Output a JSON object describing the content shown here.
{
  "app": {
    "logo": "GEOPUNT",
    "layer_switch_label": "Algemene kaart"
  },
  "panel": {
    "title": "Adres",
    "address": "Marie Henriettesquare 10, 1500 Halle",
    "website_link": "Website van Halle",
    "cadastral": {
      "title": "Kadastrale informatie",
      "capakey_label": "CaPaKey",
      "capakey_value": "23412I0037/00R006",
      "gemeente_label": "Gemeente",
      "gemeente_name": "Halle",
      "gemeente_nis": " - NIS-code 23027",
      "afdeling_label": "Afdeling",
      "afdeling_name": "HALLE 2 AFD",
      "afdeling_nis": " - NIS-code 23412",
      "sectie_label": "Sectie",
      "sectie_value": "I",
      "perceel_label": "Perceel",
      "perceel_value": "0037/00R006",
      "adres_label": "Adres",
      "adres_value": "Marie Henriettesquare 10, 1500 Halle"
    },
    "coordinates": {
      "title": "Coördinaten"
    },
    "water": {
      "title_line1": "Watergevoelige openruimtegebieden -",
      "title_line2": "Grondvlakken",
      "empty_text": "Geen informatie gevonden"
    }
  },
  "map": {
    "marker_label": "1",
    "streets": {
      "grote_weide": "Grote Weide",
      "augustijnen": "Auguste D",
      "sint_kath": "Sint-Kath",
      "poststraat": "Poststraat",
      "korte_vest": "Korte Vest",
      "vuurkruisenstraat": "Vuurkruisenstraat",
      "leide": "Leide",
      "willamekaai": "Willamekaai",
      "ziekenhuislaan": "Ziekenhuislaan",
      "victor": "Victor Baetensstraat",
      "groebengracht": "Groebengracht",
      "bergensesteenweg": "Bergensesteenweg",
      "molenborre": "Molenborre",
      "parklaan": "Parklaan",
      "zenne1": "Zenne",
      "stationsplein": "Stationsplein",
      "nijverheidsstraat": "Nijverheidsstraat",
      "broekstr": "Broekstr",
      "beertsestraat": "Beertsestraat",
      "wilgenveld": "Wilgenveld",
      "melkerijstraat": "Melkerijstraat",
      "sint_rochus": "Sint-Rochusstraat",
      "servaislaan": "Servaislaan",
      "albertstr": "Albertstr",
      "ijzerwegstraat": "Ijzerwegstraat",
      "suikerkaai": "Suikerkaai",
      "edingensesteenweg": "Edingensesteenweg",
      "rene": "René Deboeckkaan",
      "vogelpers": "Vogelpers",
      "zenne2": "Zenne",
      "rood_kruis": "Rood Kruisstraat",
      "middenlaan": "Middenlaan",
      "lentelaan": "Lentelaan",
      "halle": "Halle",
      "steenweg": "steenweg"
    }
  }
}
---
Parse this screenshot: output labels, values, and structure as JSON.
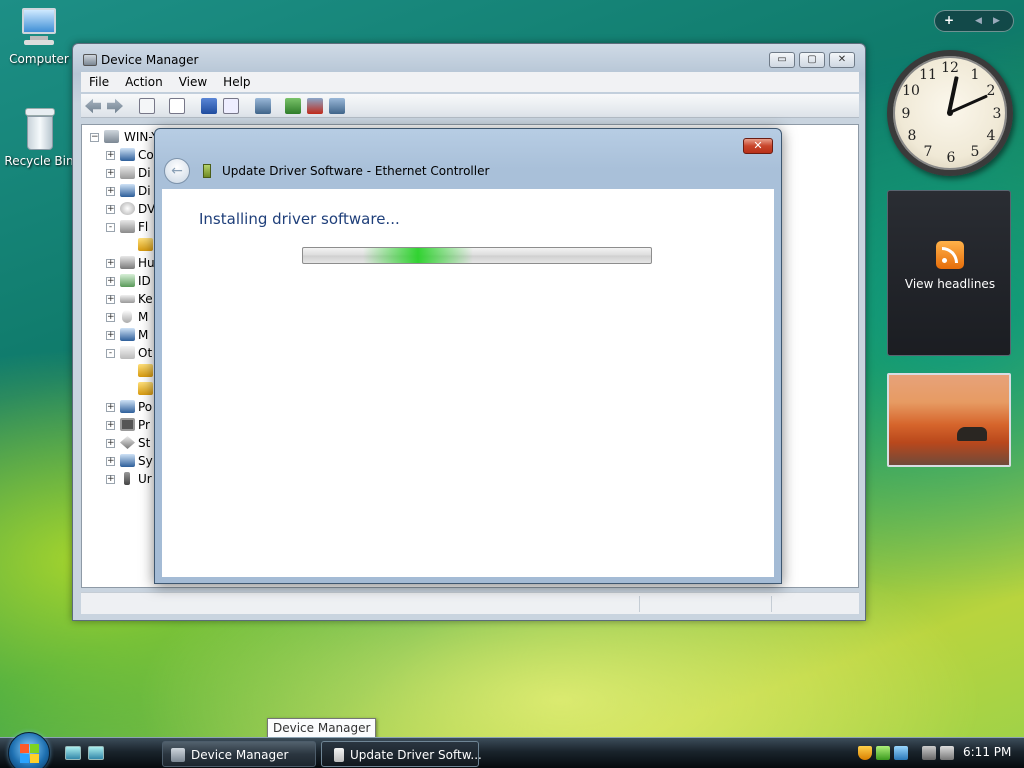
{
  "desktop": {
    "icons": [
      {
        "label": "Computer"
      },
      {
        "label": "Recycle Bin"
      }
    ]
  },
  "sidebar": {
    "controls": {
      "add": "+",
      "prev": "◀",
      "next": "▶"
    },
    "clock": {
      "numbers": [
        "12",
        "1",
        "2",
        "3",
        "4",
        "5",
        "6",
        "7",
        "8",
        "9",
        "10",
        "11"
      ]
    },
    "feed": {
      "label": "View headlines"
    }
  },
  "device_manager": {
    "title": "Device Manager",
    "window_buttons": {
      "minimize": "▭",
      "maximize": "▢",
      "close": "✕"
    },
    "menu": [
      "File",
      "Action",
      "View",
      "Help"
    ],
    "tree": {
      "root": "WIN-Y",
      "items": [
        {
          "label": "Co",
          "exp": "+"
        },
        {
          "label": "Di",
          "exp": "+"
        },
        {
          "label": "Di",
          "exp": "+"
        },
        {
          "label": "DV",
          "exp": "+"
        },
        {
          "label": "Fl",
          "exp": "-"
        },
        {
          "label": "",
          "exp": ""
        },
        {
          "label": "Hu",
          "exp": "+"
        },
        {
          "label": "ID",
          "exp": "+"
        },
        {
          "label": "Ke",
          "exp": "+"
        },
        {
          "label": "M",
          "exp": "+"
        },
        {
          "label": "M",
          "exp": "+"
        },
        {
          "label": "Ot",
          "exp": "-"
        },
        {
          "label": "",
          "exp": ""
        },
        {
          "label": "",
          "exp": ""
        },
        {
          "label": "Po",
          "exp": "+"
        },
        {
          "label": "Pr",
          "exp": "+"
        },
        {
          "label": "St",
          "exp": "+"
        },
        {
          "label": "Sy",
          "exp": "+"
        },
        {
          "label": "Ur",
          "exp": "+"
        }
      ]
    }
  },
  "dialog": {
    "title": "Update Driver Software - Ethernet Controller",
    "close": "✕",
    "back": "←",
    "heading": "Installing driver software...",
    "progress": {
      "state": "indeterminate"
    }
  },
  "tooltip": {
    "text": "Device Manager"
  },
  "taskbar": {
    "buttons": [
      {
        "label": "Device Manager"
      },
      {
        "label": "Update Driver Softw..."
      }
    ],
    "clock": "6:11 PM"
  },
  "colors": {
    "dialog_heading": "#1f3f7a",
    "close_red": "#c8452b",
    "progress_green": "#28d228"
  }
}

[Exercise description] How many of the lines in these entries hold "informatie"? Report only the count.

[Solution to this task] 2